Made from an ultralight polyester knit blend, the Mariposa was perfect for hiking in, as it was breathable, wicked away sweat, and dried quickly. The Microban-treated fabric also helped keep the stink away, which was much appreciated on a 12-day trip. I alternated between the short- and long-sleeve depending on the weather.
Marmot Mountain Active Tight
When you spend 12 days hiking in cold weather, a solid pair of tights is a must. Featuring lightweight, stretchy fabric, a three-layer waistband, zippered hand pockets, and UPF 50+ protection, the Mountain Active tights kept me warm and comfy during long days on the trail.
Patagonia Down Sweater Jacket
On a cold weather trip, a down jacket quickly becomes your best friend. Made from a 100% recycled shell fabric, this 800-fill down jacket (available for men, too) sports a front zipper, handwarmer pockets, adjustable hem, a wicking interior storm flap, and it packs down into a built-in stuff sack.
Patagonia R1 Air Zip-Neck
I’ve worn Patagonia’s fleeces in the past, but I chose the Air Zip-Neck because it’s more lightweight and packable than other options, while still remaining warm. Made from 100% recycled polyester, the fleece is breathable and dries quickly, making it perfect for a cold weather trek.
Patagonia Nine Trails Shorts
Lightweight and packable, the Trail Shorts were super comfy (I used them at night for sleeping). And the built-in underwear was appreciated with my minimalist packing approach.
Patagonia Capilene Cool Daily Shirt
This lightweight yet breathable shirt doubled as a trail shirt and pajamas on the trek. The quick-drying stretch fabric was perfect for storms, and the odor control was essential for sweatier days.

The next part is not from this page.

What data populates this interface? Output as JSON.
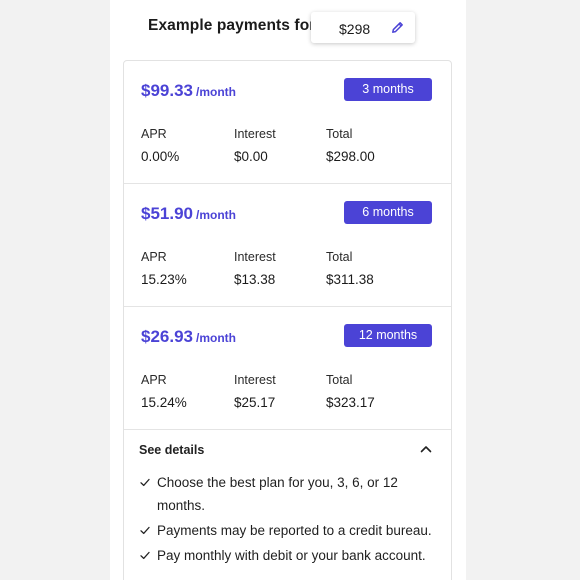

The North Face Skeena Sandal
Although I didn’t do any of my hiking in sandals, they were essential for river crossings. Made from 100% recycled nylon uppers, these sandals are super lightweight and easy to take on and off, making them a great option for transitions in and out of crossings.
Vasque Sunsetter NTX
These boots are well-made, waterproof, and cute, so I was excited to take them to Iceland. Unfortunately, the fit wasn’t ideal for my foot, but they did wonders in keeping my feet warm and dry.
Miscellaneous accessory gear included The North Face Class V Brimmer hat, Smartwool Merino Beanie, Smartwool Merino Gloves, and Smartwool Hike Light Cushion Mid Crew Socks.